It's a learning curve.  It's slow.  It's difficult.  There's still anxiety, worry, stress, upset.  But I'm hoping this can be a good forward movement for me.

I have no idea what that person is thinking.  Phew!

4 comments:

Jonathan said...

I think you're great. Always have. And just for the record, I suffer from the same double-thinking-mayhem - wondering what other people think of me, and basing my actions on that. It's nuts - I know it's nuts - and I still do it.

Victoria said...

Bah! un-double-think! :)

Elliott said...

I started my career as an auditor. One develops thick skin in a hurry. I'm very introverted and enjoy spending time alone. I stopped caring what others thought, or might be thinking, about me and my preferences ages ago.

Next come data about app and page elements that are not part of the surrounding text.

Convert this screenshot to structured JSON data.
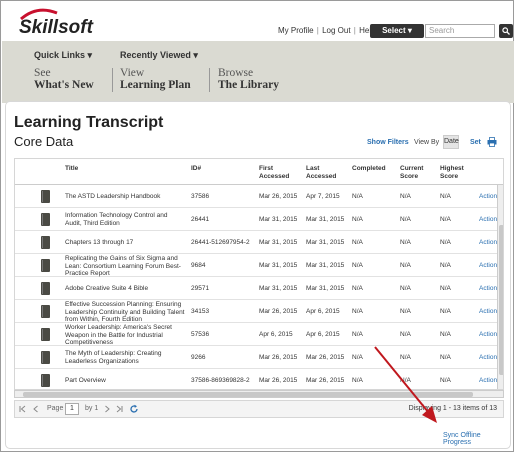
{
  "header": {
    "logo_text": "Skillsoft",
    "my_profile": "My Profile",
    "log_out": "Log Out",
    "help": "Help",
    "select_label": "Select ▾",
    "search_placeholder": "Search"
  },
  "nav": {
    "quick_links": "Quick Links ▾",
    "recently_viewed": "Recently Viewed ▾",
    "links": [
      {
        "top": "See",
        "bottom": "What's New"
      },
      {
        "top": "View",
        "bottom": "Learning Plan"
      },
      {
        "top": "Browse",
        "bottom": "The Library"
      }
    ]
  },
  "page": {
    "title": "Learning Transcript",
    "subtitle": "Core Data",
    "show_filters": "Show Filters",
    "view_by": "View By",
    "date_btn": "Date",
    "set": "Set"
  },
  "table": {
    "columns": [
      "Title",
      "ID#",
      "First Accessed",
      "Last Accessed",
      "Completed",
      "Current Score",
      "Highest Score"
    ],
    "rows": [
      {
        "title": "The ASTD Leadership Handbook",
        "id": "37586",
        "first": "Mar 26, 2015",
        "last": "Apr 7, 2015",
        "completed": "N/A",
        "current": "N/A",
        "highest": "N/A",
        "action": "Actions"
      },
      {
        "title": "Information Technology Control and Audit, Third Edition",
        "id": "26441",
        "first": "Mar 31, 2015",
        "last": "Mar 31, 2015",
        "completed": "N/A",
        "current": "N/A",
        "highest": "N/A",
        "action": "Actions"
      },
      {
        "title": "Chapters 13 through 17",
        "id": "26441-512697954-2",
        "first": "Mar 31, 2015",
        "last": "Mar 31, 2015",
        "completed": "N/A",
        "current": "N/A",
        "highest": "N/A",
        "action": "Actions"
      },
      {
        "title": "Replicating the Gains of Six Sigma and Lean: Consortium Learning Forum Best-Practice Report",
        "id": "9684",
        "first": "Mar 31, 2015",
        "last": "Mar 31, 2015",
        "completed": "N/A",
        "current": "N/A",
        "highest": "N/A",
        "action": "Actions"
      },
      {
        "title": "Adobe Creative Suite 4 Bible",
        "id": "29571",
        "first": "Mar 31, 2015",
        "last": "Mar 31, 2015",
        "completed": "N/A",
        "current": "N/A",
        "highest": "N/A",
        "action": "Actions"
      },
      {
        "title": "Effective Succession Planning: Ensuring Leadership Continuity and Building Talent from Within, Fourth Edition",
        "id": "34153",
        "first": "Mar 26, 2015",
        "last": "Apr 6, 2015",
        "completed": "N/A",
        "current": "N/A",
        "highest": "N/A",
        "action": "Actions"
      },
      {
        "title": "Worker Leadership: America's Secret Weapon in the Battle for Industrial Competitiveness",
        "id": "57536",
        "first": "Apr 6, 2015",
        "last": "Apr 6, 2015",
        "completed": "N/A",
        "current": "N/A",
        "highest": "N/A",
        "action": "Actions"
      },
      {
        "title": "The Myth of Leadership: Creating Leaderless Organizations",
        "id": "9266",
        "first": "Mar 26, 2015",
        "last": "Mar 26, 2015",
        "completed": "N/A",
        "current": "N/A",
        "highest": "N/A",
        "action": "Actions"
      },
      {
        "title": "Part Overview",
        "id": "37586-869369828-2",
        "first": "Mar 26, 2015",
        "last": "Mar 26, 2015",
        "completed": "N/A",
        "current": "N/A",
        "highest": "N/A",
        "action": "Actions"
      }
    ]
  },
  "pager": {
    "page_label": "Page",
    "page_value": "1",
    "of_label": "by 1",
    "displaying": "Displaying 1 - 13 items of 13"
  },
  "sync_link": "Sync Offline Progress",
  "colors": {
    "link": "#2a6fb0",
    "nav_band": "#dadad2",
    "logo_red": "#c8102e",
    "arrow": "#c0181e"
  }
}
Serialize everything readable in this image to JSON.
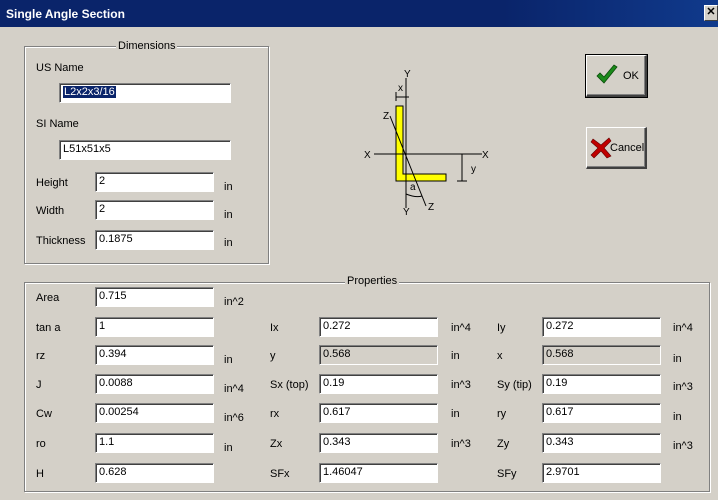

I do go down that rabbit hole when I'm playing goalie (I play both goalie and defense, depending on the league). If I let in what I think others might consider a soft goal, or a goal at the wrong time, I start thinking what my team mates are thinking of the loser of a goalie they have. Which doesn't bode well for the next shot coming at me. It's an effort to clear my brain and focus on the next shot flying at me.

Victoria said...

That's some interesting insight about goal-keeping.